### About this task
In the records that follow, show each line where the word "grid" is present.

### Exercise data
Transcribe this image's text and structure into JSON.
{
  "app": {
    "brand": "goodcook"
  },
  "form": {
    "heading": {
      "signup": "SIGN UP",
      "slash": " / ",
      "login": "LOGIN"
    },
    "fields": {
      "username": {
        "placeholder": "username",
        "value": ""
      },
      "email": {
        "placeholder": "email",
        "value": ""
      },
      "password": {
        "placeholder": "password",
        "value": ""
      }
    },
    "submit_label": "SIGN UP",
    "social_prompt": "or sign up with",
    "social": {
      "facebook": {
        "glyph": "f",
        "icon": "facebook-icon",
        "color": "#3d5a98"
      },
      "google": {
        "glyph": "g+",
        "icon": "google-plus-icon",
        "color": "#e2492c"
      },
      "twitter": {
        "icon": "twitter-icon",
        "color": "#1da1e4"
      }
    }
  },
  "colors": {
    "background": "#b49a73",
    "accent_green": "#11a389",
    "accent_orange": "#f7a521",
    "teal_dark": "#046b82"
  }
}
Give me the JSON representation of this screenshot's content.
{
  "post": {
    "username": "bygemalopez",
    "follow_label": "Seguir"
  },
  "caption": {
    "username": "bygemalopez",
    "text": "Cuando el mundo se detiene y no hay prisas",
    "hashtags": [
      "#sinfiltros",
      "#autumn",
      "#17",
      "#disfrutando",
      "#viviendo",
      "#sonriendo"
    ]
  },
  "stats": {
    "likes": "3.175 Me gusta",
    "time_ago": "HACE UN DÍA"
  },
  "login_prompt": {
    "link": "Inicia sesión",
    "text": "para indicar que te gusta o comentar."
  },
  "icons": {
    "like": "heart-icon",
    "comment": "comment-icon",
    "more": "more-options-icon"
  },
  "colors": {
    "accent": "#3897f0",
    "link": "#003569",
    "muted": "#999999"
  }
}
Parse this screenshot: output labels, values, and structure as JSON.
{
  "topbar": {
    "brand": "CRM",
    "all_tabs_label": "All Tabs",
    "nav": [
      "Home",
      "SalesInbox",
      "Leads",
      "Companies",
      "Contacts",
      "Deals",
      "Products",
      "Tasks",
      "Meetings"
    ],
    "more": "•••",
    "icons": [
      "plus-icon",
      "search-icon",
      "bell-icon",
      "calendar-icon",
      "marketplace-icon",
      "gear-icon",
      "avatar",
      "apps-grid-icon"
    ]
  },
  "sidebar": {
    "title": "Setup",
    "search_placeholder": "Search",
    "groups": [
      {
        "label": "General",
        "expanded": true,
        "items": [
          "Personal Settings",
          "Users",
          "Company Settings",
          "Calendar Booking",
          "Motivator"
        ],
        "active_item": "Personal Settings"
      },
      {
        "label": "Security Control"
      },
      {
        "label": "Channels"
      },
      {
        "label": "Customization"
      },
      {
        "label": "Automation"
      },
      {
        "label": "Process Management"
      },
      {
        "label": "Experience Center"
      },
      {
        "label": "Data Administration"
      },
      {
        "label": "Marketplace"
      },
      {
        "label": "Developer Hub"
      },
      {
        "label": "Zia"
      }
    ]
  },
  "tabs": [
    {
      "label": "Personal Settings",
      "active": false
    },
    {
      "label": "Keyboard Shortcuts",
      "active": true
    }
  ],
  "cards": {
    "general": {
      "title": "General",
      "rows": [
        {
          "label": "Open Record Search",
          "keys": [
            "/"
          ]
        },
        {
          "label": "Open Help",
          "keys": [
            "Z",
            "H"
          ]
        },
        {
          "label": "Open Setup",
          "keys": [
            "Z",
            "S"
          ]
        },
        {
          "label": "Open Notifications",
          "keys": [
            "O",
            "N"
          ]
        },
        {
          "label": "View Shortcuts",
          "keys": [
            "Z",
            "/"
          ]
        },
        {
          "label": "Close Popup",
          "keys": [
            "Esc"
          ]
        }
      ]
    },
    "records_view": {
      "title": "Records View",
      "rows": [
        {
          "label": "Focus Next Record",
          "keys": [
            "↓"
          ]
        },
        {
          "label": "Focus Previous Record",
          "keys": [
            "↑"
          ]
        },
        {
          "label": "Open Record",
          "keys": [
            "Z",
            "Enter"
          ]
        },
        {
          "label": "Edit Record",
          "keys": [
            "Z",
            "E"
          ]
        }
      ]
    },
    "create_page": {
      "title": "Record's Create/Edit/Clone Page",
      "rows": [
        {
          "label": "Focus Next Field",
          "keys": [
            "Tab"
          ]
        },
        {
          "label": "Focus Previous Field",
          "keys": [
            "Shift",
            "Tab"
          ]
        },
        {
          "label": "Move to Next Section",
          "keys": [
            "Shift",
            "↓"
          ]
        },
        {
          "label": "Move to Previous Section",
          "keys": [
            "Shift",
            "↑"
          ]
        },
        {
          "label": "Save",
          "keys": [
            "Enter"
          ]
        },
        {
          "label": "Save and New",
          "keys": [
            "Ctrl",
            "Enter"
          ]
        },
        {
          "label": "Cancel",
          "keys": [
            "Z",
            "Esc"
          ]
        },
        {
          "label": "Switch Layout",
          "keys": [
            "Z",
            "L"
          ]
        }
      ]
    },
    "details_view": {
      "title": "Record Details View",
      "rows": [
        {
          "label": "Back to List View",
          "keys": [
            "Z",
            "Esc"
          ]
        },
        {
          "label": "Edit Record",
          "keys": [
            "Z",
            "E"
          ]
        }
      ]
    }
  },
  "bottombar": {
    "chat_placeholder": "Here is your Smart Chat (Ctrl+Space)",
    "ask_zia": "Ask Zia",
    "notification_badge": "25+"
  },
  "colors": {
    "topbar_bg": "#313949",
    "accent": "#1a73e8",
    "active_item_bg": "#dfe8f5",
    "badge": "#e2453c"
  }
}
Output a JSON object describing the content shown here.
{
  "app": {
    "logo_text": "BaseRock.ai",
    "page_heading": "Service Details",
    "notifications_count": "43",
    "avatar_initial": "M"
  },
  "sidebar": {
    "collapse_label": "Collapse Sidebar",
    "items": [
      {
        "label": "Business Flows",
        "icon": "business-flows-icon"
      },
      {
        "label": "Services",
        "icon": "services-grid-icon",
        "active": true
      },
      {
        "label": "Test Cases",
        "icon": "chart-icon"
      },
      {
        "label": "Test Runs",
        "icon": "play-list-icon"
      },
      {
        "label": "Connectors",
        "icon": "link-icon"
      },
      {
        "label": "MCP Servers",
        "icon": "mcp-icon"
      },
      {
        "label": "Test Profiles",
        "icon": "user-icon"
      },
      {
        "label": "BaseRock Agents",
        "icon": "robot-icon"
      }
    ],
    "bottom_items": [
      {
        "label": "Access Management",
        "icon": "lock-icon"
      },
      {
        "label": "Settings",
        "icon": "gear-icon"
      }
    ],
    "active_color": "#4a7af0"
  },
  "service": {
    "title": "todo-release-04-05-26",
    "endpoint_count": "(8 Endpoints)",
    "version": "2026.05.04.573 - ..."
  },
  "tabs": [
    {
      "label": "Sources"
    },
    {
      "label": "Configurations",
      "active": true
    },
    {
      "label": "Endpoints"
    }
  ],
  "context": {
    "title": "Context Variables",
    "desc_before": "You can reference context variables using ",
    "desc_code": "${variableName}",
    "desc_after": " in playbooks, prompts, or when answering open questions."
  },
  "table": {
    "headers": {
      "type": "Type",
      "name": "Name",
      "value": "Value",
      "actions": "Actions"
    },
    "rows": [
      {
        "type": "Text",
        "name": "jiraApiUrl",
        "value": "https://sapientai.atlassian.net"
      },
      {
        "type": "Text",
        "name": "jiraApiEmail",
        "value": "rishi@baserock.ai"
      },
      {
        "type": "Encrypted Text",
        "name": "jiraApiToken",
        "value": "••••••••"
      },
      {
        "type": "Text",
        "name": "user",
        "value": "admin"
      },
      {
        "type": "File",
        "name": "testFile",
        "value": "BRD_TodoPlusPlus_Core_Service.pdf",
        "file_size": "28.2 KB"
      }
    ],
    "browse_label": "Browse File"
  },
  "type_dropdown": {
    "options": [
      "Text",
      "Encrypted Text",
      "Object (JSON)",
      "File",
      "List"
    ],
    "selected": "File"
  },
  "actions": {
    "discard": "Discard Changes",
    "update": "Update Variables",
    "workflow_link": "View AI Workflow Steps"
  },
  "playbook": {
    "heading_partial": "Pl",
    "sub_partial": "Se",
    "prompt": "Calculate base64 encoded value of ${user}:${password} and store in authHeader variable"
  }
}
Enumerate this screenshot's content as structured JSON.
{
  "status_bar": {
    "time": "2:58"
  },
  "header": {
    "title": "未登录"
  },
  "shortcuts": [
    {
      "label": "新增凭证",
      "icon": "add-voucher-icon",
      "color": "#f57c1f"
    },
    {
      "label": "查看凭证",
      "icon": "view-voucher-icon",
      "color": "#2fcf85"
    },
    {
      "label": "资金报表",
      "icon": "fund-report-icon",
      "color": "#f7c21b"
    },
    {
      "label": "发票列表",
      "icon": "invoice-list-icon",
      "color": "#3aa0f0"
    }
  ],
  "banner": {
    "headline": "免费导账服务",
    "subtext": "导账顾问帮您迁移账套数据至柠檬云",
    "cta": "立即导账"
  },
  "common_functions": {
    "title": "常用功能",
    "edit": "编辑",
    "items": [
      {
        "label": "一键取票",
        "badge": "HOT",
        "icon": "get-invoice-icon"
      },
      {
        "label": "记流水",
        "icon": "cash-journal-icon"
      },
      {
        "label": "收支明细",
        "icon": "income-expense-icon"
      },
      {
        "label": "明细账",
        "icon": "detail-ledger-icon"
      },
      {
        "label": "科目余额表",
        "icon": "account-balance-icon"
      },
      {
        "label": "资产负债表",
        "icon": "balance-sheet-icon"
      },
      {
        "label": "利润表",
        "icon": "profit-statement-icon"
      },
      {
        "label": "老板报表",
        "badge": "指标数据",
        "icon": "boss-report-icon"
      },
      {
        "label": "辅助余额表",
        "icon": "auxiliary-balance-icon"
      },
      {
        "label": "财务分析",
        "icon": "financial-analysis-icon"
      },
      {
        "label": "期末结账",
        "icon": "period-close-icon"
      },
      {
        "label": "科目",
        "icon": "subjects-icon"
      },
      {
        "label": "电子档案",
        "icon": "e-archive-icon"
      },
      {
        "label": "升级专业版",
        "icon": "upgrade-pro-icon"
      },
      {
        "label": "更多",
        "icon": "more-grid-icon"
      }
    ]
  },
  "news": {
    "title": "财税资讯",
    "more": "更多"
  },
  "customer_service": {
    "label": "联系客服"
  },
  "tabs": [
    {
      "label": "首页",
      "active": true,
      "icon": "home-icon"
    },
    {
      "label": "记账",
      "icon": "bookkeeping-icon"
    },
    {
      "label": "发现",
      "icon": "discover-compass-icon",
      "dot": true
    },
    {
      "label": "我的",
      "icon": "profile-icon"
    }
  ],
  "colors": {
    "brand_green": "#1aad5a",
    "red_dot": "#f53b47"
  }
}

### Exercise result
      "apps-grid-icon"
        "icon": "services-grid-icon",
        "icon": "more-grid-icon"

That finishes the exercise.